● **WHAT TO PRODUCE**
This task calls for copying every line in the data below that contains the word "name".

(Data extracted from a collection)

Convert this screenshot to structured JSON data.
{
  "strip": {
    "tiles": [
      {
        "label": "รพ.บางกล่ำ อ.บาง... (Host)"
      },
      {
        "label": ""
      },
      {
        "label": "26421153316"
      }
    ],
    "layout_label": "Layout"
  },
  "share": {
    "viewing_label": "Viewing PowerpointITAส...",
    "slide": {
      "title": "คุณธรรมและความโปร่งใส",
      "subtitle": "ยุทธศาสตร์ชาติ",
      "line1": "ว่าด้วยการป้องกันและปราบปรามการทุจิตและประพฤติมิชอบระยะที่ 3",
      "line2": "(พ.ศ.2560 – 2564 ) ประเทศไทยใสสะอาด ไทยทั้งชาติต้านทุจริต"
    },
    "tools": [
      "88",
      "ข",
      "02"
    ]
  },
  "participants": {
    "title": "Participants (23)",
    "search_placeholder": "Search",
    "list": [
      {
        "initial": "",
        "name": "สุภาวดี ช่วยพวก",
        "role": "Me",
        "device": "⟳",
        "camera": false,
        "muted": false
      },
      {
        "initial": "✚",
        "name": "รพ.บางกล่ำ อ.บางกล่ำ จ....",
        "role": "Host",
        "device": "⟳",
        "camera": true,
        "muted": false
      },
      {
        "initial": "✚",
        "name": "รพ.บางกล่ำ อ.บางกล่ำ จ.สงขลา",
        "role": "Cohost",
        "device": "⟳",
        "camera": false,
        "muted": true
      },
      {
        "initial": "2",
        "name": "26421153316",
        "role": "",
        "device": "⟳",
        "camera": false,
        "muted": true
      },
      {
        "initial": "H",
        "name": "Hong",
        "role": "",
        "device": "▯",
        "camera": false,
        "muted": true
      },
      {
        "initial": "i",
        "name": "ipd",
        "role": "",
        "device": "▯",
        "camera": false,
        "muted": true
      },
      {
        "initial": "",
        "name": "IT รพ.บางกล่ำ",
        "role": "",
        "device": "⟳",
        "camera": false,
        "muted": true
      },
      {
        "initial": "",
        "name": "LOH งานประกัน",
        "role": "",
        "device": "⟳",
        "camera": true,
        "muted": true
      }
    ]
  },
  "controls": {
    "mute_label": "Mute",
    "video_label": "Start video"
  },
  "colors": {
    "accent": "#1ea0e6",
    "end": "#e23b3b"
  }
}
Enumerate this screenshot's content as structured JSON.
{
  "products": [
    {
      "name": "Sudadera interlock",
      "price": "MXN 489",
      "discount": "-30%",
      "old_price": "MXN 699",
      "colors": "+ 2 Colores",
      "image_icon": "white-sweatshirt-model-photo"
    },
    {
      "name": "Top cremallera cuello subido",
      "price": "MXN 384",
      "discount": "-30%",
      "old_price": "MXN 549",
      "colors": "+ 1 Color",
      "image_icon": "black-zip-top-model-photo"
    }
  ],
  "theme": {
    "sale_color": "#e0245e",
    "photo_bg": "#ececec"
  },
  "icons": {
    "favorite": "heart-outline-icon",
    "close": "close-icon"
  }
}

● **EXERCISE RESPONSE**
        "name": "สุภาวดี ช่วยพวก",
        "name": "รพ.บางกล่ำ อ.บางกล่ำ จ....",
        "name": "รพ.บางกล่ำ อ.บางกล่ำ จ.สงขลา",
        "name": "26421153316",
        "name": "Hong",
        "name": "ipd",
        "name": "IT รพ.บางกล่ำ",
        "name": "LOH งานประกัน",
      "name": "Sudadera interlock",
      "name": "Top cremallera cuello subido",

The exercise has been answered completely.